- [Exercise brief]
Find the string "text" in the listing and report every line that has it.

- [Study material]
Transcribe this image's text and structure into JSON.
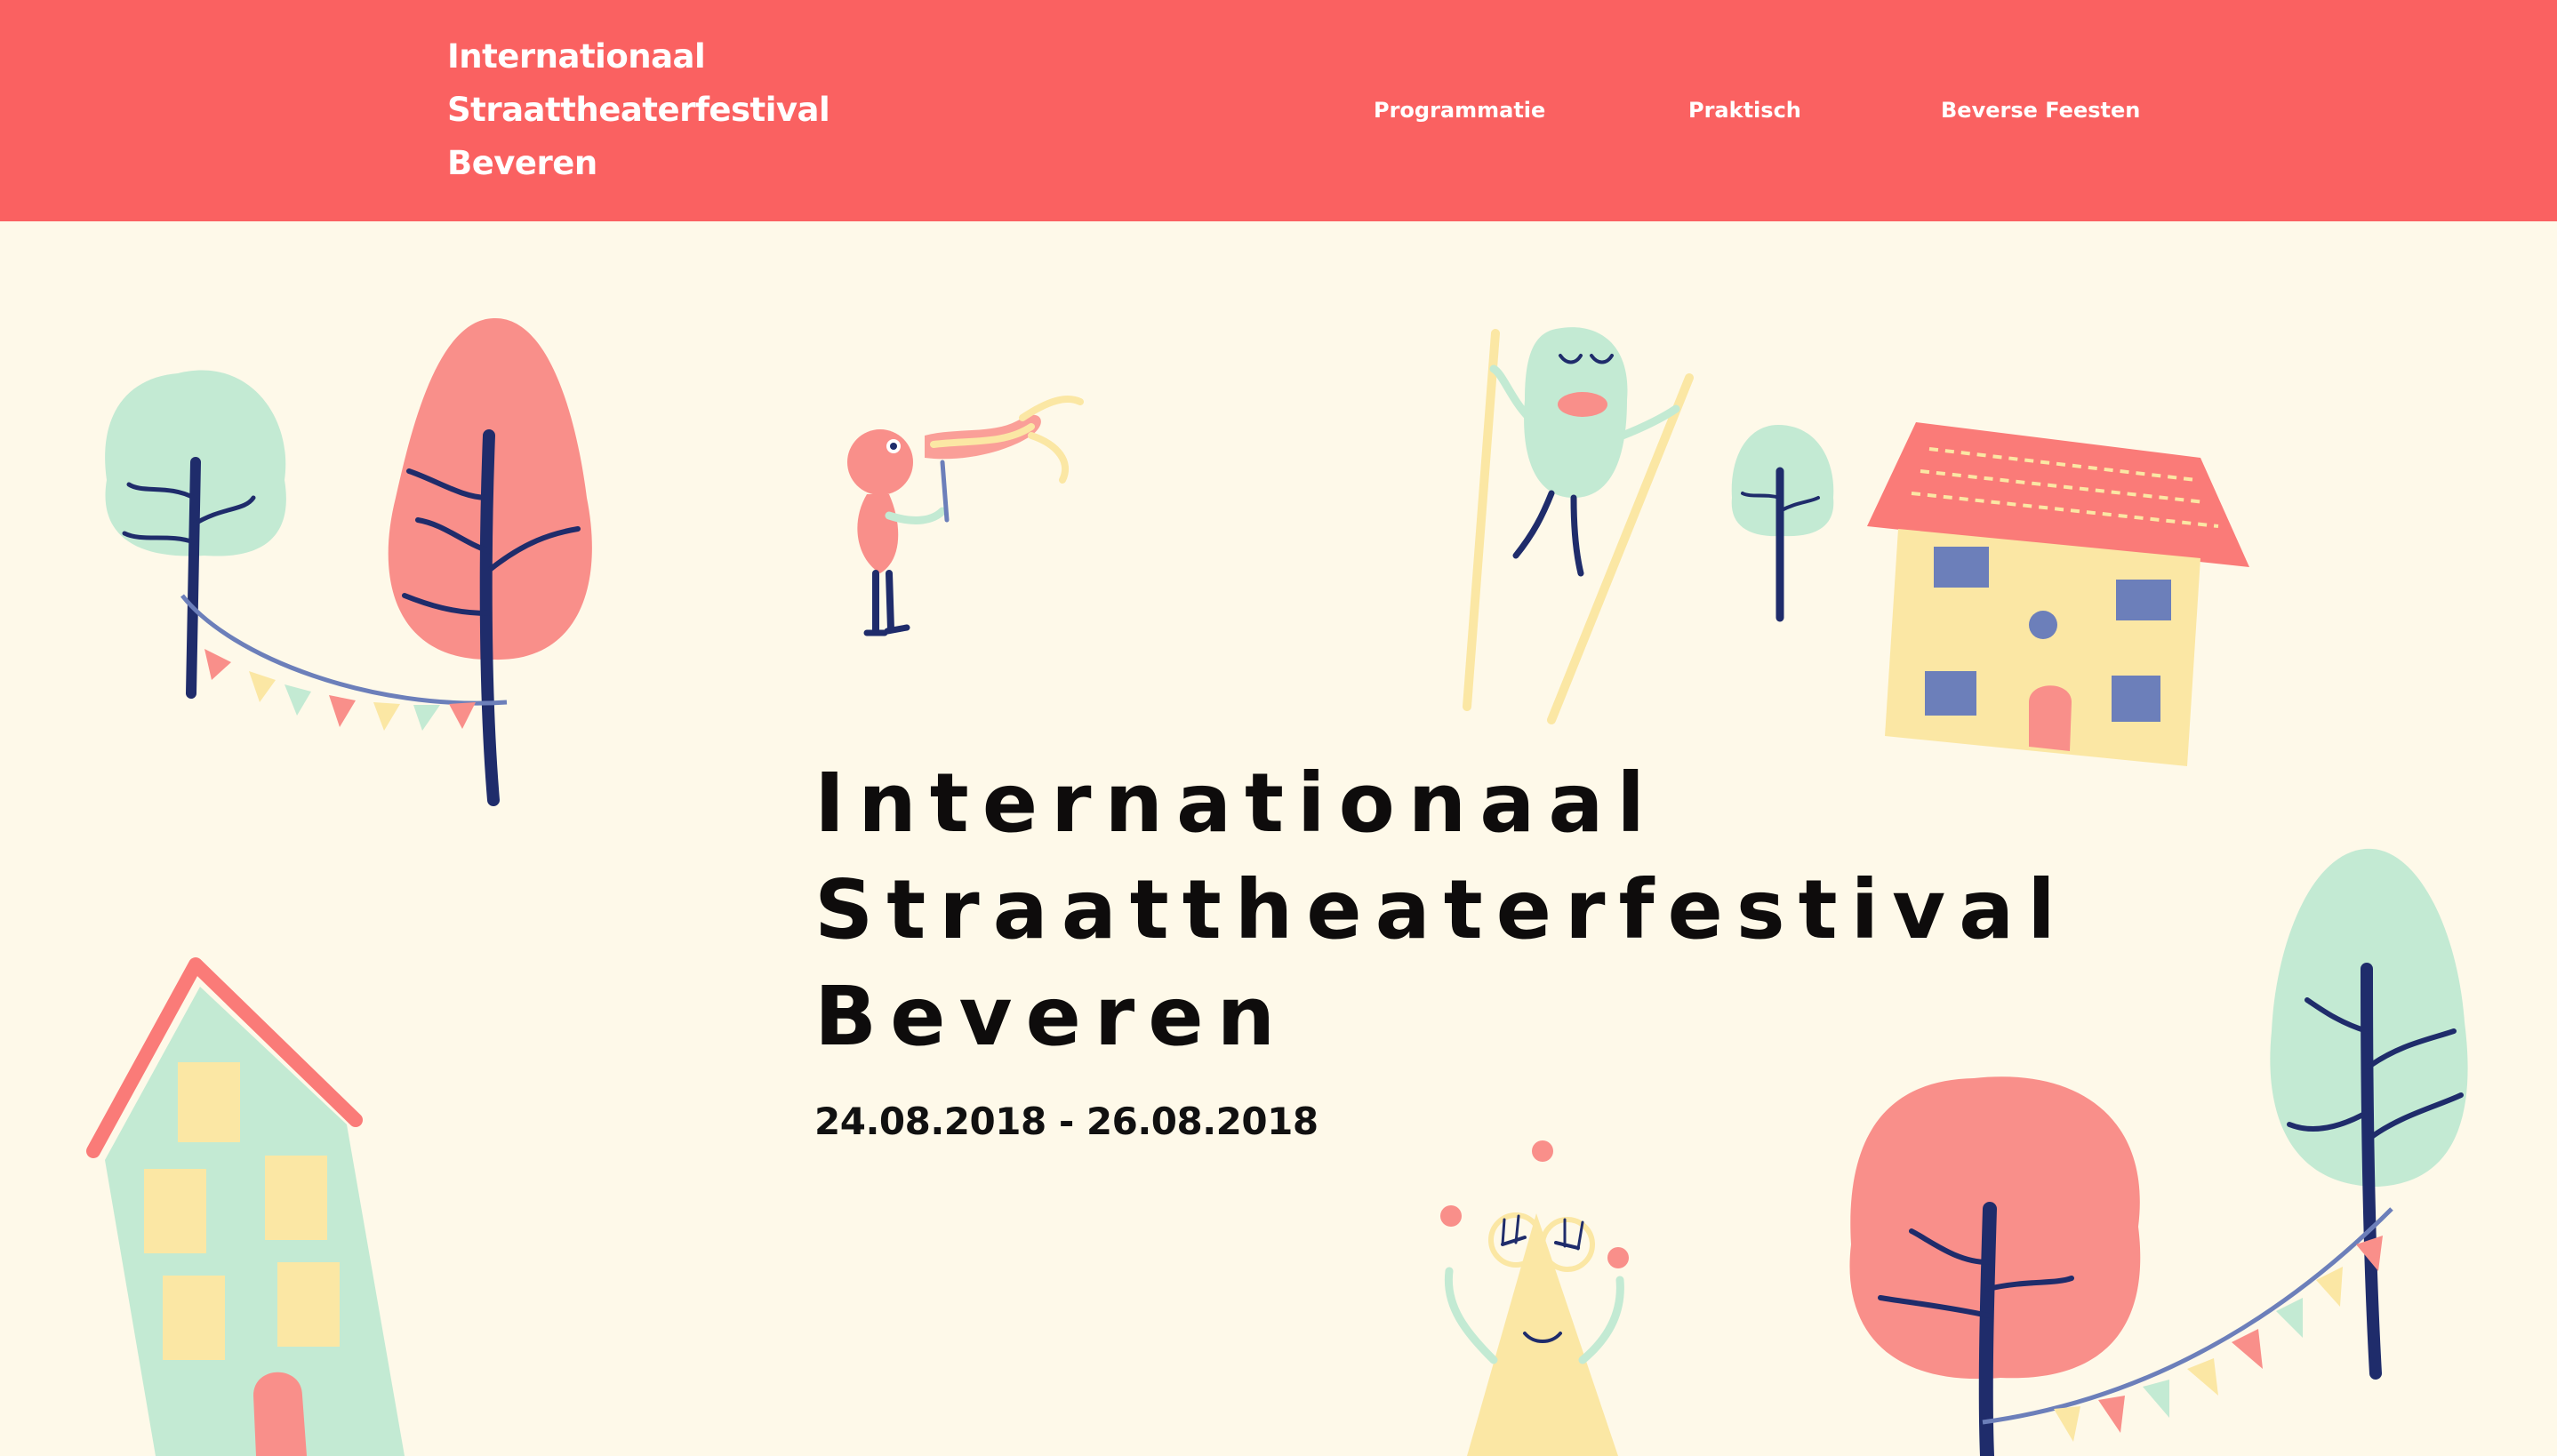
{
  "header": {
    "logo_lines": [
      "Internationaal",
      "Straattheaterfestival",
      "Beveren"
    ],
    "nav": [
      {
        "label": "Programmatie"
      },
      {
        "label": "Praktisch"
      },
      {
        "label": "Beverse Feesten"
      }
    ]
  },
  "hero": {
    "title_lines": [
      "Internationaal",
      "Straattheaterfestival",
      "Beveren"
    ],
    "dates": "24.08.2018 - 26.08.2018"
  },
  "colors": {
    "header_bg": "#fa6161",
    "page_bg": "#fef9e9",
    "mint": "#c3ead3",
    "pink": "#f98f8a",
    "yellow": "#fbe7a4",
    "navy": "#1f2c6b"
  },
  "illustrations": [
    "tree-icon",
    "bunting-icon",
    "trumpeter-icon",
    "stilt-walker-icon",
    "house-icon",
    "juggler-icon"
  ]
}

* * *

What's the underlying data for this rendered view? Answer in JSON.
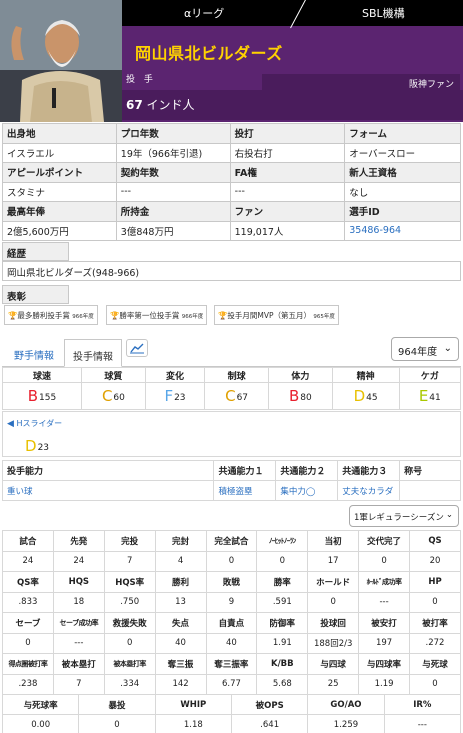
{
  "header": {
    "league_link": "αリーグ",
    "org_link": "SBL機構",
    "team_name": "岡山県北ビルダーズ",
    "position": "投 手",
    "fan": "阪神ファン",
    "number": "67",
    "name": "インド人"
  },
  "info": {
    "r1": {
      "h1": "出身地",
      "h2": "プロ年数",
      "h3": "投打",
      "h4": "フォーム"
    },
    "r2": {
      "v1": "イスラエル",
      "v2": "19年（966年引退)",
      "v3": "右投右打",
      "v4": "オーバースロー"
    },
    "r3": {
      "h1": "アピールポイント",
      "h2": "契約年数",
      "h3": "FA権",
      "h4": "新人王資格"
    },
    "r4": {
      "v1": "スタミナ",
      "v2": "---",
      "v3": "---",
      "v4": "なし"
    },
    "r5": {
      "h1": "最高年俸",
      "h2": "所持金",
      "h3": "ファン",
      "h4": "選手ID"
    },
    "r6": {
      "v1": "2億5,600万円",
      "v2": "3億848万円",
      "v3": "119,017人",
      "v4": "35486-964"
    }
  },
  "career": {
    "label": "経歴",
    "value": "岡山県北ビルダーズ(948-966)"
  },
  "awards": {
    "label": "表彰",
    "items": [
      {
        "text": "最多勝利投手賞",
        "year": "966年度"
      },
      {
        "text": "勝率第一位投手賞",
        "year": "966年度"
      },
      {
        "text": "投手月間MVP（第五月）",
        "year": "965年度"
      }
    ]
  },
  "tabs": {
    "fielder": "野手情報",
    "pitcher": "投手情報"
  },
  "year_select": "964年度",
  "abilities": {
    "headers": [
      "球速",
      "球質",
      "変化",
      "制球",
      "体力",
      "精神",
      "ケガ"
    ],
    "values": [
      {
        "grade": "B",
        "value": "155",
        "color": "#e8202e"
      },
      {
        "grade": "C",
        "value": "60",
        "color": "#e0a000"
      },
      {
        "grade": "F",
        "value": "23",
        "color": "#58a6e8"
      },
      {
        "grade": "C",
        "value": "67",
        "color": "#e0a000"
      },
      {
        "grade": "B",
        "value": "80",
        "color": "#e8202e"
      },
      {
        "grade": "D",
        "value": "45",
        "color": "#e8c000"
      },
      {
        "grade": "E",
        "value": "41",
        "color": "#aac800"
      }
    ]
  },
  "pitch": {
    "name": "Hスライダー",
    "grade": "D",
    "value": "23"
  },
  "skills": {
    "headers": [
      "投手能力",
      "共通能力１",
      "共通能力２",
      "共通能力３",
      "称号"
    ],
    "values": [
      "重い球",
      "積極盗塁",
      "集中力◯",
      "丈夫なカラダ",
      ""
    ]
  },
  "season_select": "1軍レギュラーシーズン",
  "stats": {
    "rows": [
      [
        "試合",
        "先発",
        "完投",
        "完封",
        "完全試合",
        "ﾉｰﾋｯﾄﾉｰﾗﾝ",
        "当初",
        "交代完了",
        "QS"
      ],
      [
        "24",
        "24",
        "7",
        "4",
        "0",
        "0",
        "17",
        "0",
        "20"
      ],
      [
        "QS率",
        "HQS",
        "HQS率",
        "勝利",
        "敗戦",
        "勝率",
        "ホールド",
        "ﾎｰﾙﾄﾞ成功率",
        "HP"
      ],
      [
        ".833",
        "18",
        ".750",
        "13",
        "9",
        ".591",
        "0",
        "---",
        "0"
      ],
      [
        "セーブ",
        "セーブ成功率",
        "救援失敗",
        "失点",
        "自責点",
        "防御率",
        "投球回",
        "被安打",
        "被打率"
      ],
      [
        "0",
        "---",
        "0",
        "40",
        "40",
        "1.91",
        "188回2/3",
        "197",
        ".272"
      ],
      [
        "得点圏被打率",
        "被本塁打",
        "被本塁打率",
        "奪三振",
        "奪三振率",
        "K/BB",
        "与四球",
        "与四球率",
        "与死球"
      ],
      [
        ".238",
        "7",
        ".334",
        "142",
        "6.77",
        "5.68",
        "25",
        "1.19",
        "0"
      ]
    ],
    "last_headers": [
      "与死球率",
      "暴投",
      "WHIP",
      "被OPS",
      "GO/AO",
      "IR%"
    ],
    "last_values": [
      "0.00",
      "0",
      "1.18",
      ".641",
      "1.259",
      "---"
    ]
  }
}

- [Result]
Transcribe this image's text and structure into JSON.
        "text": "最多勝利投手賞",
        "text": "勝率第一位投手賞",
        "text": "投手月間MVP（第五月）",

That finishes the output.